_Directions_.
From the entries below, pull out each line where "JSON" appears.

___

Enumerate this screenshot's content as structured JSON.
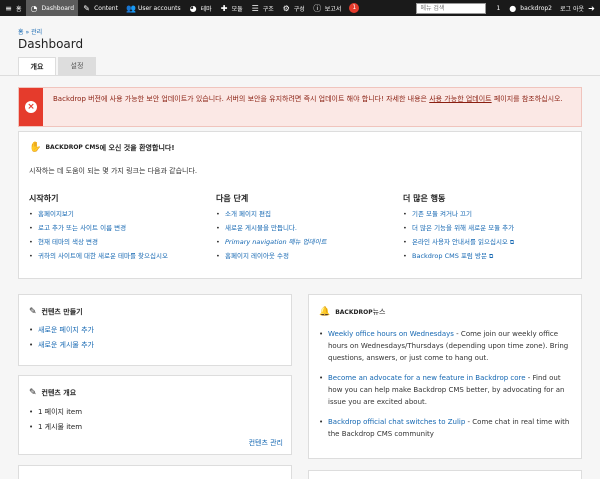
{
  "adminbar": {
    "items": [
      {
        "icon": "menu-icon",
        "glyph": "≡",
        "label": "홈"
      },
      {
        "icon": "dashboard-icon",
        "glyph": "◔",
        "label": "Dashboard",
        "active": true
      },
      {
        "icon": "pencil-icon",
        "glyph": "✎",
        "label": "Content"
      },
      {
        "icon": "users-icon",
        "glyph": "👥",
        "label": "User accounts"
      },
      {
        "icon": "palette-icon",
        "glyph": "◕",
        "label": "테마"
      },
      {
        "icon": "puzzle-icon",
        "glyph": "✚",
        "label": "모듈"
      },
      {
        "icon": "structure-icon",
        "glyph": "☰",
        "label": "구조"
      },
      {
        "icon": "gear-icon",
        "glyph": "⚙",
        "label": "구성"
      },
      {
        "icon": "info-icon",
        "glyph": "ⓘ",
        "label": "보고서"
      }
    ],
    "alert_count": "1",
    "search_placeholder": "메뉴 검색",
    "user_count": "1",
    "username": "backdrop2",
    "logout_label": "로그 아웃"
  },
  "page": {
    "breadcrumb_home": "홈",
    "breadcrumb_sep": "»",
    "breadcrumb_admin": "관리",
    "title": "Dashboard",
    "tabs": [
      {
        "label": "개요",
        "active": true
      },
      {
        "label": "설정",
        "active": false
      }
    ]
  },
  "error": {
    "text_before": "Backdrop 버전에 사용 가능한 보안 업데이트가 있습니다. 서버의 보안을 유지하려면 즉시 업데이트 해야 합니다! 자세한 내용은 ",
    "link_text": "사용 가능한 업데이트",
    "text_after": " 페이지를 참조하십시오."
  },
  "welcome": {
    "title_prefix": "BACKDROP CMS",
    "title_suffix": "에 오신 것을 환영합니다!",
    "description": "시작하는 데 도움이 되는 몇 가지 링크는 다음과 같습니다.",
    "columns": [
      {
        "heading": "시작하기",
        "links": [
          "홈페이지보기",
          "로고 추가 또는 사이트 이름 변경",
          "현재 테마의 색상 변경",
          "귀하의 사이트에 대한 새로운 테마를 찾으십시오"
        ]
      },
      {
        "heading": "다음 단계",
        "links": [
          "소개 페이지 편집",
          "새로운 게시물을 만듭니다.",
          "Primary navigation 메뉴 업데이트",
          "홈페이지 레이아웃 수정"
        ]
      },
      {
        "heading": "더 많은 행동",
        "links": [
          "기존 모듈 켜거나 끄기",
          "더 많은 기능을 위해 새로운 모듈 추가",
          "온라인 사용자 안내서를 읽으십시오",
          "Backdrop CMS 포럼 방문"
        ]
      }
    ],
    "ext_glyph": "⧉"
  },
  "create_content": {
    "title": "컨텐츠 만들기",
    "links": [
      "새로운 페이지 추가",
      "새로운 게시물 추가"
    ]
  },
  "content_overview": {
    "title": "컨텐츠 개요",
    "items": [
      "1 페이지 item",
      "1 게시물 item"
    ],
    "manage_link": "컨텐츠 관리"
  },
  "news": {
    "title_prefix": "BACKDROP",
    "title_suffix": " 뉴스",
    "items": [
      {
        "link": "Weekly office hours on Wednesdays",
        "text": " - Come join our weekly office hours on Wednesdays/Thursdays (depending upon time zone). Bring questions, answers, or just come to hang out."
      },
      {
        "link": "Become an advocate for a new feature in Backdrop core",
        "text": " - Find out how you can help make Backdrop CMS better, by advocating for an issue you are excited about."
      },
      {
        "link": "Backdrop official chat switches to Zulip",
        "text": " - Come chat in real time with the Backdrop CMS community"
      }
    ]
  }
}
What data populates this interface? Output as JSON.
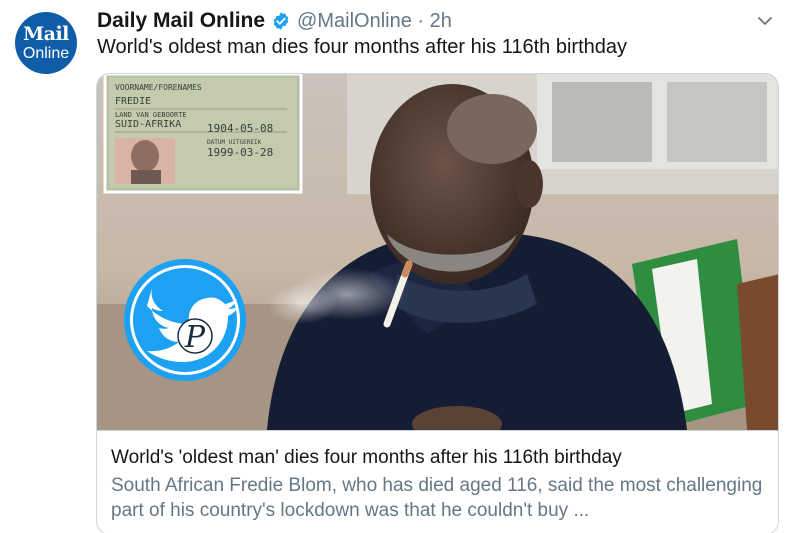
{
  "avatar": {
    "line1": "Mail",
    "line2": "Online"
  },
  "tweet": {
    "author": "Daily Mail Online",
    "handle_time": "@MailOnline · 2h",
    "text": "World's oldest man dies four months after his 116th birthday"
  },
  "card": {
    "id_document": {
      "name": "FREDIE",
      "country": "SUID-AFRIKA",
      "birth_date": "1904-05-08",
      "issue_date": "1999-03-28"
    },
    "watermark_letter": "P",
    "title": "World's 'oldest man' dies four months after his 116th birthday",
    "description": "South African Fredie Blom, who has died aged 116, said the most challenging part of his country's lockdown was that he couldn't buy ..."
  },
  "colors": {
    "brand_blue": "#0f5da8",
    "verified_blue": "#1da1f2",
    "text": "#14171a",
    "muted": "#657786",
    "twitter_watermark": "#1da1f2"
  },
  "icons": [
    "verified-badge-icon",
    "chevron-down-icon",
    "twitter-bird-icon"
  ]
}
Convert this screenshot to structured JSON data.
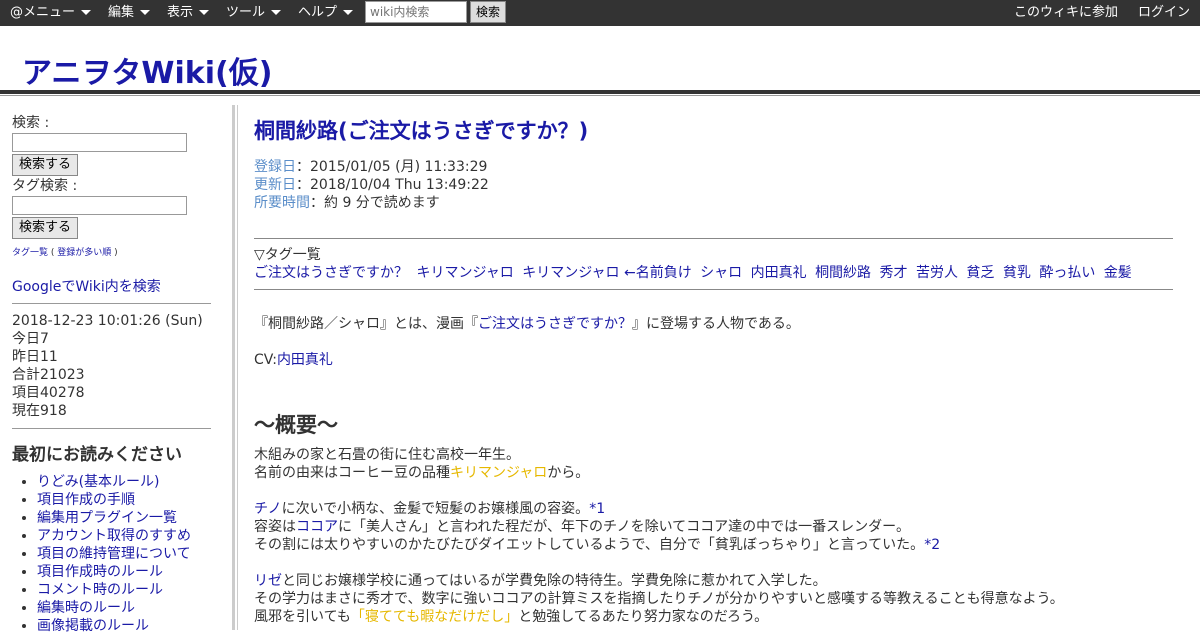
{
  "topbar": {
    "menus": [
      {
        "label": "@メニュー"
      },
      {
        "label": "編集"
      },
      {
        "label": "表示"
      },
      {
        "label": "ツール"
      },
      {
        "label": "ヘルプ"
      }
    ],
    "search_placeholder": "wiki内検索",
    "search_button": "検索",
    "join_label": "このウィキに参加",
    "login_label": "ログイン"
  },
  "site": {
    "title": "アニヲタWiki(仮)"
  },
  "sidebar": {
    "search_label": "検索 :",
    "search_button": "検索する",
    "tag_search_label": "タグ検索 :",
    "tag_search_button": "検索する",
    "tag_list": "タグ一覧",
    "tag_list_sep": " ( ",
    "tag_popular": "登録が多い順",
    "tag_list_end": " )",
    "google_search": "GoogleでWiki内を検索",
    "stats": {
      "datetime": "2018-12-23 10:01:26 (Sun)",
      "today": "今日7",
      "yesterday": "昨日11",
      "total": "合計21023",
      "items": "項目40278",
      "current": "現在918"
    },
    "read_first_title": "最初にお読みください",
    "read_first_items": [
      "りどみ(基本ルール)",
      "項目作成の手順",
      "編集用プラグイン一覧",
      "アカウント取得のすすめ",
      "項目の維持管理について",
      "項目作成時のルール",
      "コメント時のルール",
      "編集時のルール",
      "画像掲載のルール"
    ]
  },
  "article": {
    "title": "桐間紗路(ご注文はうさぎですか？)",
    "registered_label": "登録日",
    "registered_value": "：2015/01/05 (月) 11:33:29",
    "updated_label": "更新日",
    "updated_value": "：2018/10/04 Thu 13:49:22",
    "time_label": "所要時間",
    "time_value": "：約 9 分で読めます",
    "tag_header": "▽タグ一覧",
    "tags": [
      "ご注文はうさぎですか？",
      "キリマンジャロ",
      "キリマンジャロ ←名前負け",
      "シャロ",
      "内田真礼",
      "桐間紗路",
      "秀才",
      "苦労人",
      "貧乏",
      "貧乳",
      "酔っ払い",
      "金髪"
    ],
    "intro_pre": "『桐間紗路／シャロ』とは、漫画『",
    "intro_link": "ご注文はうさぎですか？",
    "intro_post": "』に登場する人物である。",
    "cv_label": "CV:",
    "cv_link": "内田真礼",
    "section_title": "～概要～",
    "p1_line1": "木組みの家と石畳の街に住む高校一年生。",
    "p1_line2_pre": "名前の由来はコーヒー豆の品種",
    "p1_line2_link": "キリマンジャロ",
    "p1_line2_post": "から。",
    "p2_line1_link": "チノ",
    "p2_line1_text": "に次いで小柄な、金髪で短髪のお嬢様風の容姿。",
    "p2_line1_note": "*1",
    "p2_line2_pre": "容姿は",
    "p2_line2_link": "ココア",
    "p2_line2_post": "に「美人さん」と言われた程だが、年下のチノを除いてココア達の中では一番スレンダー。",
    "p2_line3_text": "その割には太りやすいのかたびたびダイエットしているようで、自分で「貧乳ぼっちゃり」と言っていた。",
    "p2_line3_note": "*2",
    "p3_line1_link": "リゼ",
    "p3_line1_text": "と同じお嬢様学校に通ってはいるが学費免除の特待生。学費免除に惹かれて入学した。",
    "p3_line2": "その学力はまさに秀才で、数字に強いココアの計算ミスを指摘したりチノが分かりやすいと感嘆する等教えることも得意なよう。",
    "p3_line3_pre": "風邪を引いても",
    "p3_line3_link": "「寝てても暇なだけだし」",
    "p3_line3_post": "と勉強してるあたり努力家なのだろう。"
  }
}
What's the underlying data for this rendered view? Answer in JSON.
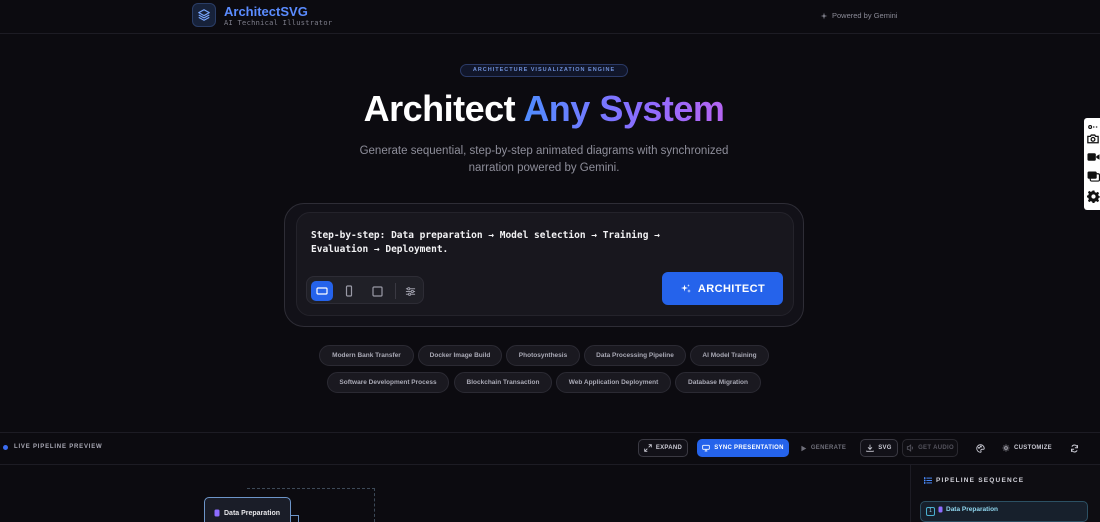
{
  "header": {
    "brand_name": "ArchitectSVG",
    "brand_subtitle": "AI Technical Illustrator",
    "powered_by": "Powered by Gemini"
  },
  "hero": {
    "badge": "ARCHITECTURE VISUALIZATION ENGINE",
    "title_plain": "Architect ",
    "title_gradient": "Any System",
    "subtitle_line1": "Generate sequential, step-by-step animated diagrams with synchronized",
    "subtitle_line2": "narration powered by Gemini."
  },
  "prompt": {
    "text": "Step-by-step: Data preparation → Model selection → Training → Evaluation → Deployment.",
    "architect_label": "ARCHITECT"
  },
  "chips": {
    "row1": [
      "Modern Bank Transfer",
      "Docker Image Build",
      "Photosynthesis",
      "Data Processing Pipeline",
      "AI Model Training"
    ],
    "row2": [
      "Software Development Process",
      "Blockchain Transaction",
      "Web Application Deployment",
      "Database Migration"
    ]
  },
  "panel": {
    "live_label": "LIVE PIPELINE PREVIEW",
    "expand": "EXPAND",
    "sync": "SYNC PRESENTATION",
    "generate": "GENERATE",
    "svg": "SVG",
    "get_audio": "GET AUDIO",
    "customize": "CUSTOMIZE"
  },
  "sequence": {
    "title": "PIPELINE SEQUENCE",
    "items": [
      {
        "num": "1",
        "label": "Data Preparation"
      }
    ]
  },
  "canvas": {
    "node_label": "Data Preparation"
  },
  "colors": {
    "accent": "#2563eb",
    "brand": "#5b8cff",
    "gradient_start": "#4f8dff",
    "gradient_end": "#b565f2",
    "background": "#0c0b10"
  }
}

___

_Answer to this problem_.
Enumerate this screenshot's content as structured JSON.
What data populates this interface? Output as JSON.
Convert this screenshot to structured JSON data.
What's the underlying data for this rendered view? Answer in JSON.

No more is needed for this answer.